At a very young age, I had a life changing experience. Growing up in a rural area, our home was not far from woods and railroad tracks where homeless peoples of diverse races existed as best they could. In 1955 (during a time of much racial unrest in this country), I was four years old and out playing in those woods. Already at that age, I had been exposed to deep prejudice that friends and family held toward those of a different color or socio-economic status.
"The Samaritan woman therefore said to Him, “How is it that You, being a Jew, ask me for a drink since I am a Samaritan woman?” (For Jews have no dealings with Samaritans.)" (John 4:9).
As I was playing in the woods that day, I became stuck in dense underbrush for what seemed to be a very long period of time. Eventually a homeless black man came up to me. As he neared, my young mind summoned thoughts of impending doom. I thought my life would soon to be over. Based on what I had heard and been told, I believed this was a person to be feared. As he came nearer, I knew that he sensed my terror. Instead of harming me – or even ignoring me, which he could’ve easily done, he reached out and said, “Here, take my hand”. I reluctantly grabbed it and he pulled me out. I had a sense of wellbeing and great relief as he walked me home. When we arrived at my home, the man told my father what happened. My father offered him some money for his good deed. Looking back, I know that I saw the face of Christ in that kind man, I’m also glad that he would have the opportunity to get a good meal that evening.
“But a Samaritan, as he traveled, came where the man was; and when he saw him, he took pity on him. He went to him and bandaged his wounds, pouring on oil and wine. Then he put the man on his own donkey, brought him to an inn and took care of him. The next day he took out two denarii and gave them to the innkeeper. ‘Look after him,’ he said, ‘and when I return, I will reimburse you for any extra expense you may have.” (Luke: 10: 30-36)
This experience has stayed with me throughout my life often causing me to question some of my personal biases and prejudices about others who just happen to be different or less fortunate than me. If we are honest with ourselves, many of us know that we can be quick to judge the circumstances of others. When judging others, here’s what we often say. Why can’t these people do something about their life? Why can’t they pull themselves up by the bootstraps? Why can’t they beat their drug/alcohol addiction? Perhaps some insight can be drawn from understanding the cycle of poverty from one generation to the next. Just think of how your life might have been different if these had been your priorities when growing from childhood into adulthood.
1. I know which grocery stores’ garbage bins can be accessed for thrown-away food.
2. I know how to physically fight and defend myself physically.
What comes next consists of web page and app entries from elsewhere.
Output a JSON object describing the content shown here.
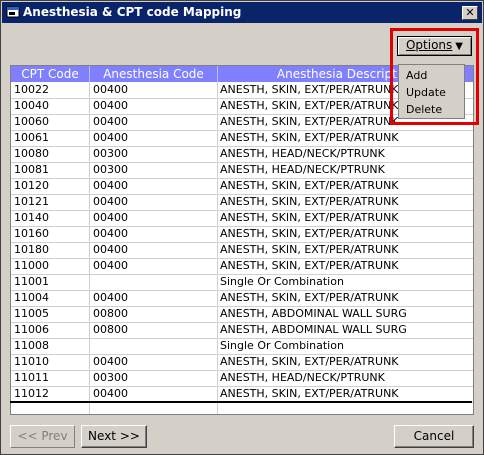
{
  "window": {
    "title": "Anesthesia & CPT code Mapping",
    "close_label": "✕"
  },
  "options_button": {
    "label": "Options",
    "arrow": "▼"
  },
  "options_menu": [
    "Add",
    "Update",
    "Delete"
  ],
  "grid": {
    "columns": [
      "CPT Code",
      "Anesthesia Code",
      "Anesthesia Description"
    ],
    "rows": [
      [
        "10022",
        "00400",
        "ANESTH, SKIN, EXT/PER/ATRUNK"
      ],
      [
        "10040",
        "00400",
        "ANESTH, SKIN, EXT/PER/ATRUNK"
      ],
      [
        "10060",
        "00400",
        "ANESTH, SKIN, EXT/PER/ATRUNK"
      ],
      [
        "10061",
        "00400",
        "ANESTH, SKIN, EXT/PER/ATRUNK"
      ],
      [
        "10080",
        "00300",
        "ANESTH, HEAD/NECK/PTRUNK"
      ],
      [
        "10081",
        "00300",
        "ANESTH, HEAD/NECK/PTRUNK"
      ],
      [
        "10120",
        "00400",
        "ANESTH, SKIN, EXT/PER/ATRUNK"
      ],
      [
        "10121",
        "00400",
        "ANESTH, SKIN, EXT/PER/ATRUNK"
      ],
      [
        "10140",
        "00400",
        "ANESTH, SKIN, EXT/PER/ATRUNK"
      ],
      [
        "10160",
        "00400",
        "ANESTH, SKIN, EXT/PER/ATRUNK"
      ],
      [
        "10180",
        "00400",
        "ANESTH, SKIN, EXT/PER/ATRUNK"
      ],
      [
        "11000",
        "00400",
        "ANESTH, SKIN, EXT/PER/ATRUNK"
      ],
      [
        "11001",
        "",
        "Single Or Combination"
      ],
      [
        "11004",
        "00400",
        "ANESTH, SKIN, EXT/PER/ATRUNK"
      ],
      [
        "11005",
        "00800",
        "ANESTH, ABDOMINAL WALL SURG"
      ],
      [
        "11006",
        "00800",
        "ANESTH, ABDOMINAL WALL SURG"
      ],
      [
        "11008",
        "",
        "Single Or Combination"
      ],
      [
        "11010",
        "00400",
        "ANESTH, SKIN, EXT/PER/ATRUNK"
      ],
      [
        "11011",
        "00300",
        "ANESTH, HEAD/NECK/PTRUNK"
      ],
      [
        "11012",
        "00400",
        "ANESTH, SKIN, EXT/PER/ATRUNK"
      ]
    ]
  },
  "footer": {
    "prev_label": "<< Prev",
    "next_label": "Next >>",
    "cancel_label": "Cancel"
  },
  "colors": {
    "title_bar": "#0a246a",
    "grid_header": "#8080ff",
    "highlight": "#e00000"
  }
}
3. I know how to get a gun, even if I have a police record.
4. I know how to keep my clothes from being stolen at the Laundromat.
5. I can get by without a car.
6. I know how to live without a checking account, electricity and a phone.
7. I know how to move in half a day.
8. I know how to respond to people who use racial or ethnic slurs.
9. I am very good at trading and bartering.
10. I know how to get someone out of jail.
“But Jesus bent down and started to write on the ground with his finger. When they kept on questioning him, he straightened up and said to them, “Let any one of you who is without sin be the first to throw a stone at her.” Again he stooped down and wrote on the ground. At this, those who heard began to go away one at a time, the older ones first, until only Jesus was left, with the woman still standing there. Jesus straightened up and asked her, “Woman, where are they? Has no one condemned you?” “No one, sir,” she said. “Then neither do I condemn you,” Jesus declared. “Go now and leave your life of sin.”( John 7:53-8:11)
To a great extent, we are all a product of our life experiences. When we find it difficult to understand another’s situation, perhaps we would do well to remember that each of us see the world through different lenses. To a significant extent, what we see in the lenses is influenced by our gender, age, race and socio-economic circumstances. If we kept that in mind; meditated on the life of Christ and prayed about it, perhaps it would help us to be more like Him in service to others and less judgmental. JG